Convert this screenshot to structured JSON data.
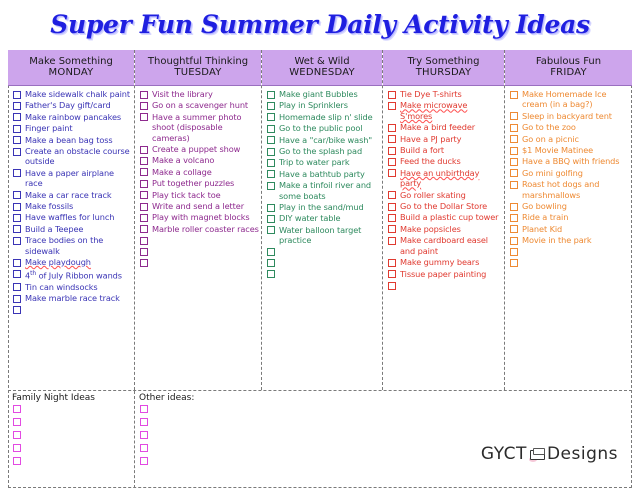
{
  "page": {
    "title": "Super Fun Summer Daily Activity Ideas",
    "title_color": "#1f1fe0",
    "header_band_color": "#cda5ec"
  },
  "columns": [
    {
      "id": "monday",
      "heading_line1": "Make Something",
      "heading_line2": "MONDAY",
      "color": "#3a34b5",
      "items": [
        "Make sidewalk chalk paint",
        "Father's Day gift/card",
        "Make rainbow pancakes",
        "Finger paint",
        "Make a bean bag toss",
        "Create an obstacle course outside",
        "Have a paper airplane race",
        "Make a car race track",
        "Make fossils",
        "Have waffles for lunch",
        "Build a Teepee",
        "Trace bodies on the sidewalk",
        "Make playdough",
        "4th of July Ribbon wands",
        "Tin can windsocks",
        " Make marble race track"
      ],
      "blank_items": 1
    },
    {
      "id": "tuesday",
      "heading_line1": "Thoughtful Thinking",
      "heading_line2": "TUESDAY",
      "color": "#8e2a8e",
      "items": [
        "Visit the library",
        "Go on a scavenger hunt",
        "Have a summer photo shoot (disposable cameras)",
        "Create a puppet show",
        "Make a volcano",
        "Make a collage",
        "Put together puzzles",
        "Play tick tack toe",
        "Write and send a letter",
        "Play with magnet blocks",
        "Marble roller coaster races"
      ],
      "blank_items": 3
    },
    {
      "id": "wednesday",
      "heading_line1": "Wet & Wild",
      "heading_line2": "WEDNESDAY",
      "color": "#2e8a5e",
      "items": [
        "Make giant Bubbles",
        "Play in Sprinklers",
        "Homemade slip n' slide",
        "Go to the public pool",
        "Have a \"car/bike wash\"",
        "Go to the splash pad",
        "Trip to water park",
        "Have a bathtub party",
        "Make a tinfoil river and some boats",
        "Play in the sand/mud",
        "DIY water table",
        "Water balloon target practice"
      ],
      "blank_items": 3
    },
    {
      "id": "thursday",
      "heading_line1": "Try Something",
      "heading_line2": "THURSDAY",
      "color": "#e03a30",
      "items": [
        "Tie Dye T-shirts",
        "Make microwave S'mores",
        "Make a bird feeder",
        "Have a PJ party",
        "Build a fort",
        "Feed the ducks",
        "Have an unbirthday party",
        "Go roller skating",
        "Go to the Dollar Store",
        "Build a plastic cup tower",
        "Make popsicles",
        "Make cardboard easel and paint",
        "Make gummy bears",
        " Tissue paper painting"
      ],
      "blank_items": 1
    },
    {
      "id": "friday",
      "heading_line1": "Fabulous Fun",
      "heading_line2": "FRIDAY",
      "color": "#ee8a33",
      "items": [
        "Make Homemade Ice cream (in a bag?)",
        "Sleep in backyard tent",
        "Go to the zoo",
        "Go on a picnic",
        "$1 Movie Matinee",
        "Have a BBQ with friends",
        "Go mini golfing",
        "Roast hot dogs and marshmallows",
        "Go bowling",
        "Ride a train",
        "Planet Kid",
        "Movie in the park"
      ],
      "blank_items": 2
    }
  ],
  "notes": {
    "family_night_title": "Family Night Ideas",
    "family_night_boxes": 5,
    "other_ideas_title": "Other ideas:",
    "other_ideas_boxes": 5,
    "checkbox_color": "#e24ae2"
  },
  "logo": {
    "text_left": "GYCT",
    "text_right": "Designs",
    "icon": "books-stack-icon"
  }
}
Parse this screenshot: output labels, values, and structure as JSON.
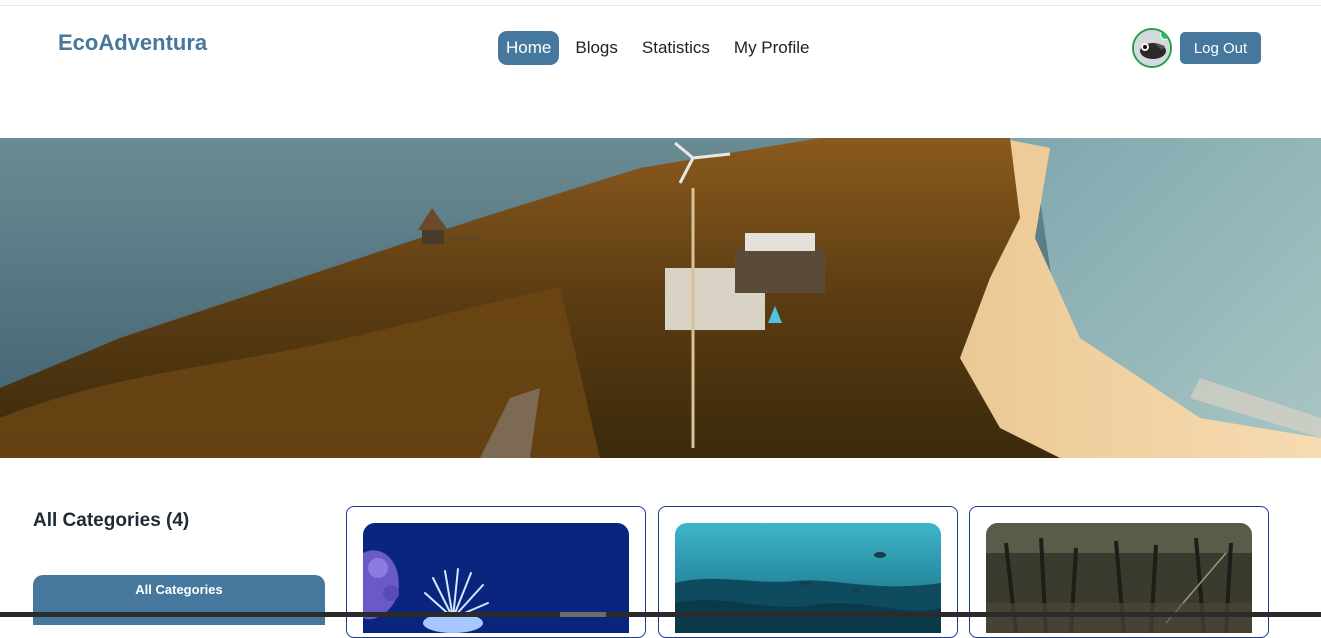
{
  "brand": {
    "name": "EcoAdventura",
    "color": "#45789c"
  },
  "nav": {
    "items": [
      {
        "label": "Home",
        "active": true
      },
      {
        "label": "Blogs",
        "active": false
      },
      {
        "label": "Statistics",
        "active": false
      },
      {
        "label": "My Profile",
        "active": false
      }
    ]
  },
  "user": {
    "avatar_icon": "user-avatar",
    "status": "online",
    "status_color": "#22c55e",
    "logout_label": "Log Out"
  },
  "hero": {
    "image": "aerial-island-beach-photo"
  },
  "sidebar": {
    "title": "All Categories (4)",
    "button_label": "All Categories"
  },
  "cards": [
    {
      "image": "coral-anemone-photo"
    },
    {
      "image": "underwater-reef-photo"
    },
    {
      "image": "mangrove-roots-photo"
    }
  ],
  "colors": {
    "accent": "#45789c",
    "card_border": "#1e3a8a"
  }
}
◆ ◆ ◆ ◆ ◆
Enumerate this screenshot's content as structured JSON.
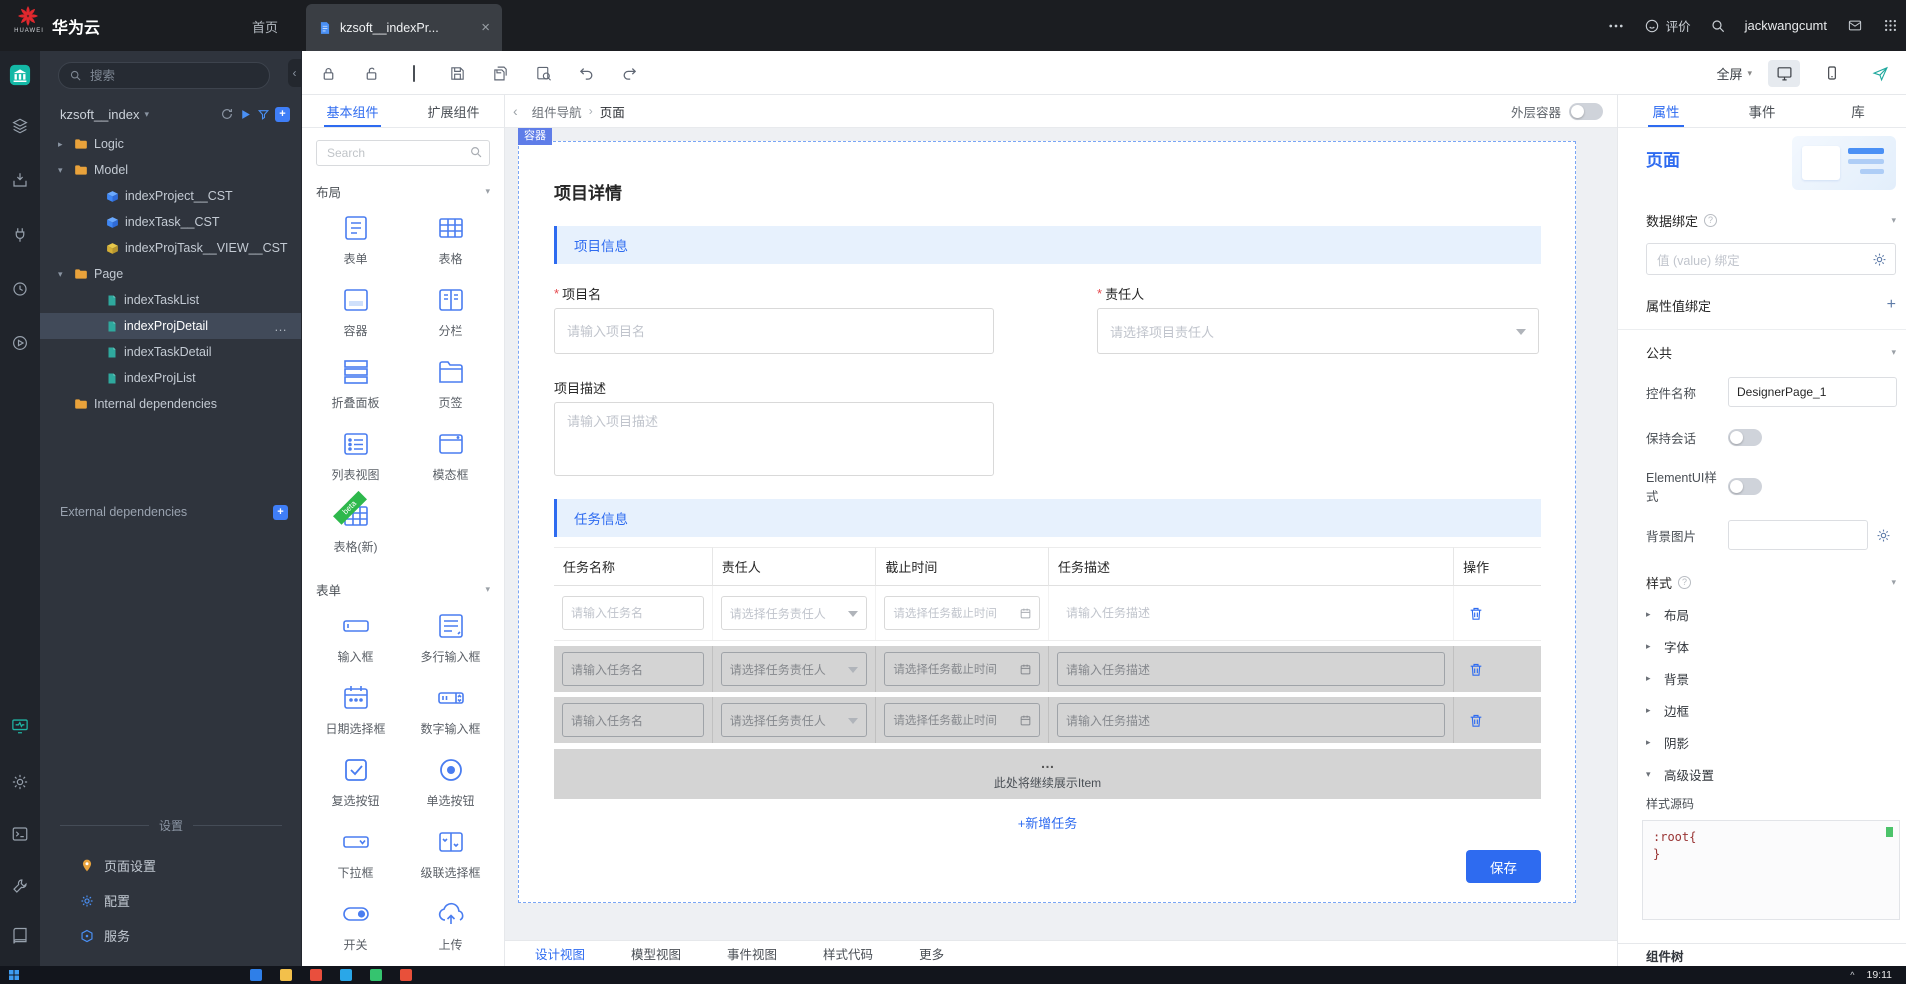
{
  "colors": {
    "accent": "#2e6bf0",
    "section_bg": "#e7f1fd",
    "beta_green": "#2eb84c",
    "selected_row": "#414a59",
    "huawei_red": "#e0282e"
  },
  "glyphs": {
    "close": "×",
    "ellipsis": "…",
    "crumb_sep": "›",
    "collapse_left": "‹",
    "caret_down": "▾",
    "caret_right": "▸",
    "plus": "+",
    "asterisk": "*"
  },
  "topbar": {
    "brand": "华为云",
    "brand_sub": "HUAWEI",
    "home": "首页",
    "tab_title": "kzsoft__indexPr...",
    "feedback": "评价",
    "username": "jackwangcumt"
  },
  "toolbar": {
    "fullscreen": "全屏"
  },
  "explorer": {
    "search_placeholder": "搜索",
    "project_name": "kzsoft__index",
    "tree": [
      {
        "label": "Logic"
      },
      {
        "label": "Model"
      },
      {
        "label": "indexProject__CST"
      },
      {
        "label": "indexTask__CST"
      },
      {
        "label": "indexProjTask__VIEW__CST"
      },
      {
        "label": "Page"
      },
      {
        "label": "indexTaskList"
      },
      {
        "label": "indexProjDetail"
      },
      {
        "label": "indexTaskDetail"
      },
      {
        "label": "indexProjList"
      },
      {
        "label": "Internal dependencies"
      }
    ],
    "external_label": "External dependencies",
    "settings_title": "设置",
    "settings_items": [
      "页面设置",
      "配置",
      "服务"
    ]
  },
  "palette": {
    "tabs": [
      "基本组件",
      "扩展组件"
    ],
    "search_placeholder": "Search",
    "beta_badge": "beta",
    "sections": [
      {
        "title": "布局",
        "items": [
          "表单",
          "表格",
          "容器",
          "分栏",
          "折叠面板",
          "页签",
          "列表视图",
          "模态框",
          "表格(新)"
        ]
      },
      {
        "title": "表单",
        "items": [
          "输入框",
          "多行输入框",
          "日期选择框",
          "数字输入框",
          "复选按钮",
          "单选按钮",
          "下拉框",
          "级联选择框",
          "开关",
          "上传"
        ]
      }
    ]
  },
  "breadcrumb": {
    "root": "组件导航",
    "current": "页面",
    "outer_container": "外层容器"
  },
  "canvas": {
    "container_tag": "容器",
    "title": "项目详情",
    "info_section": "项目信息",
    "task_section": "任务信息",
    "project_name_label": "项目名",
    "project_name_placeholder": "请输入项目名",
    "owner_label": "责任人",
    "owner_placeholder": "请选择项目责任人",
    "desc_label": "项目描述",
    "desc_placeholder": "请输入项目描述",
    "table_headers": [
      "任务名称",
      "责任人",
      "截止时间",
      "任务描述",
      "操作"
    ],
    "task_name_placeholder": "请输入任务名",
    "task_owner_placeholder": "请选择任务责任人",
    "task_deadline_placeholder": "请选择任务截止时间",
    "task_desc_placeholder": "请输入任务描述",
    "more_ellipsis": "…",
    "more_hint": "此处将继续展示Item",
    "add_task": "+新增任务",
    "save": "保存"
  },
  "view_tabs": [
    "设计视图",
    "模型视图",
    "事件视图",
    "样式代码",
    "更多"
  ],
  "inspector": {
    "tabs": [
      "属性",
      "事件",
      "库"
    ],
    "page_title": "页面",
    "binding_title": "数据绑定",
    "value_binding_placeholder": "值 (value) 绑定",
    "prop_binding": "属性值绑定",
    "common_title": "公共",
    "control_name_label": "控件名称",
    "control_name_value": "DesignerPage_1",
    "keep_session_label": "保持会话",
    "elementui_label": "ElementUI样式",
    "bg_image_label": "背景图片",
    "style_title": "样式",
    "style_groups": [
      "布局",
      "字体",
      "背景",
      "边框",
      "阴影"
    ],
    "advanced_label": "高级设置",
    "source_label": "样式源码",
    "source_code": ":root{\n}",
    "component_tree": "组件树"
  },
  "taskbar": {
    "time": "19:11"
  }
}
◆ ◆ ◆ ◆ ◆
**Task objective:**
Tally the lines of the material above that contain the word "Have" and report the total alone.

**Task result:**
8